___ Data under study
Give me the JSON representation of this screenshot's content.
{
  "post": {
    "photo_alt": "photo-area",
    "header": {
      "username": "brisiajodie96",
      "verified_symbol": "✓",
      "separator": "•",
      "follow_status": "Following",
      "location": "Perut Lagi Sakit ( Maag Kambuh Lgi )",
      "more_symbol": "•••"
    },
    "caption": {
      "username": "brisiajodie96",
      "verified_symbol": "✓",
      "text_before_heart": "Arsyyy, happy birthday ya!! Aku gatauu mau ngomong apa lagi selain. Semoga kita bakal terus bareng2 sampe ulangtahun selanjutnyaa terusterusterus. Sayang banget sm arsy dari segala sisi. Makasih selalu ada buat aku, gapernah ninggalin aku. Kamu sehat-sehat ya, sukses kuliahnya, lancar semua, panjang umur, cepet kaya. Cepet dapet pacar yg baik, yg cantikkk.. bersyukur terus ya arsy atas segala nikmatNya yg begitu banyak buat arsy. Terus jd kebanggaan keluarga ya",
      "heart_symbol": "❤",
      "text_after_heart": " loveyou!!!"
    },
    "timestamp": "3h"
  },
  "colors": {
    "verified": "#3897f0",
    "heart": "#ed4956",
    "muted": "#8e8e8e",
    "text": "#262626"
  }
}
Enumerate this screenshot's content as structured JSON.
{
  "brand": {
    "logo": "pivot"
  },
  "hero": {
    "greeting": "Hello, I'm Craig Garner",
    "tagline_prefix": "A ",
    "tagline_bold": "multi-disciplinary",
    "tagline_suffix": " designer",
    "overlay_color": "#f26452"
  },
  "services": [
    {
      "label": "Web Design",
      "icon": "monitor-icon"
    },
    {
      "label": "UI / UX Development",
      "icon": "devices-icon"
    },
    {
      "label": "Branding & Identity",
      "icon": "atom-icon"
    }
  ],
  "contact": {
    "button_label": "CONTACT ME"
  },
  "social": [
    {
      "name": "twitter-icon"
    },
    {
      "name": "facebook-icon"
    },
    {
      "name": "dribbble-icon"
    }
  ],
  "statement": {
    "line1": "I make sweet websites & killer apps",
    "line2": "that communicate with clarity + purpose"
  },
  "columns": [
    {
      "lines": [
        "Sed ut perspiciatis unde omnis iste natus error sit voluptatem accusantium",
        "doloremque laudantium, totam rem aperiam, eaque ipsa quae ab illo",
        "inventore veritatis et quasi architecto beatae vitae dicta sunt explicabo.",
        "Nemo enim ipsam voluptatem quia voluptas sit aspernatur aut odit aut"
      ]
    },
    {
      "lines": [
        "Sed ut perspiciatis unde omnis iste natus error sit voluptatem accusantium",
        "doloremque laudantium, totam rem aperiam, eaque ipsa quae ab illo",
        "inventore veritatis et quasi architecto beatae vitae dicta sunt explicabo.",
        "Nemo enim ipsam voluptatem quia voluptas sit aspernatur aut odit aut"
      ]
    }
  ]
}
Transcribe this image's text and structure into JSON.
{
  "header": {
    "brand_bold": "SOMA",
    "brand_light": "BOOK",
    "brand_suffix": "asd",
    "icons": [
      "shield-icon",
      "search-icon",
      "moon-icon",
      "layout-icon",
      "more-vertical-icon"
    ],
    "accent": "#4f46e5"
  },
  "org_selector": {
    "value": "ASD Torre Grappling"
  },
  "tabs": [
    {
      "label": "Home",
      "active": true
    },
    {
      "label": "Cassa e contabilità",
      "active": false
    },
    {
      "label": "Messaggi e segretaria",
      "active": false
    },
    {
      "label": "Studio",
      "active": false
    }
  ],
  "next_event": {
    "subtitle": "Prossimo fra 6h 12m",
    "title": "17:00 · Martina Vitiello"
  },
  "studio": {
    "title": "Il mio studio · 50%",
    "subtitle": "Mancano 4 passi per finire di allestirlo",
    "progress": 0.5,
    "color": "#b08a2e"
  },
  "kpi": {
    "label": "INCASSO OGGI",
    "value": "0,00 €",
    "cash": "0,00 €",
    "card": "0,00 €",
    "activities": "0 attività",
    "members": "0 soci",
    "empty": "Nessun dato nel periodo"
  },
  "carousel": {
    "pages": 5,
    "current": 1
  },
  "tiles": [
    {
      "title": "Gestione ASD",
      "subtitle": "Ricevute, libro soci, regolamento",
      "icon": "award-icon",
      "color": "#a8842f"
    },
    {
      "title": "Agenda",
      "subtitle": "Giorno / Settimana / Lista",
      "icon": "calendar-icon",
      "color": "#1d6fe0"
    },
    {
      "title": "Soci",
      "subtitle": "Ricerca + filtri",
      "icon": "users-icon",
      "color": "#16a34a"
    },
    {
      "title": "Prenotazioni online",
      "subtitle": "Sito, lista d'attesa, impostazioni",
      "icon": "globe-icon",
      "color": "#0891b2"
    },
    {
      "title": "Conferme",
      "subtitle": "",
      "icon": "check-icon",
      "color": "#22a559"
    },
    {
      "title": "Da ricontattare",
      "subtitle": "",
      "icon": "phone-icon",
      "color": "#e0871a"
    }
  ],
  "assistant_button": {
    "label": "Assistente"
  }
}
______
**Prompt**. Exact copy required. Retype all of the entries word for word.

**Answer for the task**.
Give me the JSON representation of this screenshot's content.
{
  "post": {
    "photo_alt": "photo-area",
    "header": {
      "username": "brisiajodie96",
      "verified_symbol": "✓",
      "separator": "•",
      "follow_status": "Following",
      "location": "Perut Lagi Sakit ( Maag Kambuh Lgi )",
      "more_symbol": "•••"
    },
    "caption": {
      "username": "brisiajodie96",
      "verified_symbol": "✓",
      "text_before_heart": "Arsyyy, happy birthday ya!! Aku gatauu mau ngomong apa lagi selain. Semoga kita bakal terus bareng2 sampe ulangtahun selanjutnyaa terusterusterus. Sayang banget sm arsy dari segala sisi. Makasih selalu ada buat aku, gapernah ninggalin aku. Kamu sehat-sehat ya, sukses kuliahnya, lancar semua, panjang umur, cepet kaya. Cepet dapet pacar yg baik, yg cantikkk.. bersyukur terus ya arsy atas segala nikmatNya yg begitu banyak buat arsy. Terus jd kebanggaan keluarga ya",
      "heart_symbol": "❤",
      "text_after_heart": " loveyou!!!"
    },
    "timestamp": "3h"
  },
  "colors": {
    "verified": "#3897f0",
    "heart": "#ed4956",
    "muted": "#8e8e8e",
    "text": "#262626"
  }
}
Enumerate this screenshot's content as structured JSON.
{
  "brand": {
    "logo": "pivot"
  },
  "hero": {
    "greeting": "Hello, I'm Craig Garner",
    "tagline_prefix": "A ",
    "tagline_bold": "multi-disciplinary",
    "tagline_suffix": " designer",
    "overlay_color": "#f26452"
  },
  "services": [
    {
      "label": "Web Design",
      "icon": "monitor-icon"
    },
    {
      "label": "UI / UX Development",
      "icon": "devices-icon"
    },
    {
      "label": "Branding & Identity",
      "icon": "atom-icon"
    }
  ],
  "contact": {
    "button_label": "CONTACT ME"
  },
  "social": [
    {
      "name": "twitter-icon"
    },
    {
      "name": "facebook-icon"
    },
    {
      "name": "dribbble-icon"
    }
  ],
  "statement": {
    "line1": "I make sweet websites & killer apps",
    "line2": "that communicate with clarity + purpose"
  },
  "columns": [
    {
      "lines": [
        "Sed ut perspiciatis unde omnis iste natus error sit voluptatem accusantium",
        "doloremque laudantium, totam rem aperiam, eaque ipsa quae ab illo",
        "inventore veritatis et quasi architecto beatae vitae dicta sunt explicabo.",
        "Nemo enim ipsam voluptatem quia voluptas sit aspernatur aut odit aut"
      ]
    },
    {
      "lines": [
        "Sed ut perspiciatis unde omnis iste natus error sit voluptatem accusantium",
        "doloremque laudantium, totam rem aperiam, eaque ipsa quae ab illo",
        "inventore veritatis et quasi architecto beatae vitae dicta sunt explicabo.",
        "Nemo enim ipsam voluptatem quia voluptas sit aspernatur aut odit aut"
      ]
    }
  ]
}
Transcribe this image's text and structure into JSON.
{
  "header": {
    "brand_bold": "SOMA",
    "brand_light": "BOOK",
    "brand_suffix": "asd",
    "icons": [
      "shield-icon",
      "search-icon",
      "moon-icon",
      "layout-icon",
      "more-vertical-icon"
    ],
    "accent": "#4f46e5"
  },
  "org_selector": {
    "value": "ASD Torre Grappling"
  },
  "tabs": [
    {
      "label": "Home",
      "active": true
    },
    {
      "label": "Cassa e contabilità",
      "active": false
    },
    {
      "label": "Messaggi e segretaria",
      "active": false
    },
    {
      "label": "Studio",
      "active": false
    }
  ],
  "next_event": {
    "subtitle": "Prossimo fra 6h 12m",
    "title": "17:00 · Martina Vitiello"
  },
  "studio": {
    "title": "Il mio studio · 50%",
    "subtitle": "Mancano 4 passi per finire di allestirlo",
    "progress": 0.5,
    "color": "#b08a2e"
  },
  "kpi": {
    "label": "INCASSO OGGI",
    "value": "0,00 €",
    "cash": "0,00 €",
    "card": "0,00 €",
    "activities": "0 attività",
    "members": "0 soci",
    "empty": "Nessun dato nel periodo"
  },
  "carousel": {
    "pages": 5,
    "current": 1
  },
  "tiles": [
    {
      "title": "Gestione ASD",
      "subtitle": "Ricevute, libro soci, regolamento",
      "icon": "award-icon",
      "color": "#a8842f"
    },
    {
      "title": "Agenda",
      "subtitle": "Giorno / Settimana / Lista",
      "icon": "calendar-icon",
      "color": "#1d6fe0"
    },
    {
      "title": "Soci",
      "subtitle": "Ricerca + filtri",
      "icon": "users-icon",
      "color": "#16a34a"
    },
    {
      "title": "Prenotazioni online",
      "subtitle": "Sito, lista d'attesa, impostazioni",
      "icon": "globe-icon",
      "color": "#0891b2"
    },
    {
      "title": "Conferme",
      "subtitle": "",
      "icon": "check-icon",
      "color": "#22a559"
    },
    {
      "title": "Da ricontattare",
      "subtitle": "",
      "icon": "phone-icon",
      "color": "#e0871a"
    }
  ],
  "assistant_button": {
    "label": "Assistente"
  }
}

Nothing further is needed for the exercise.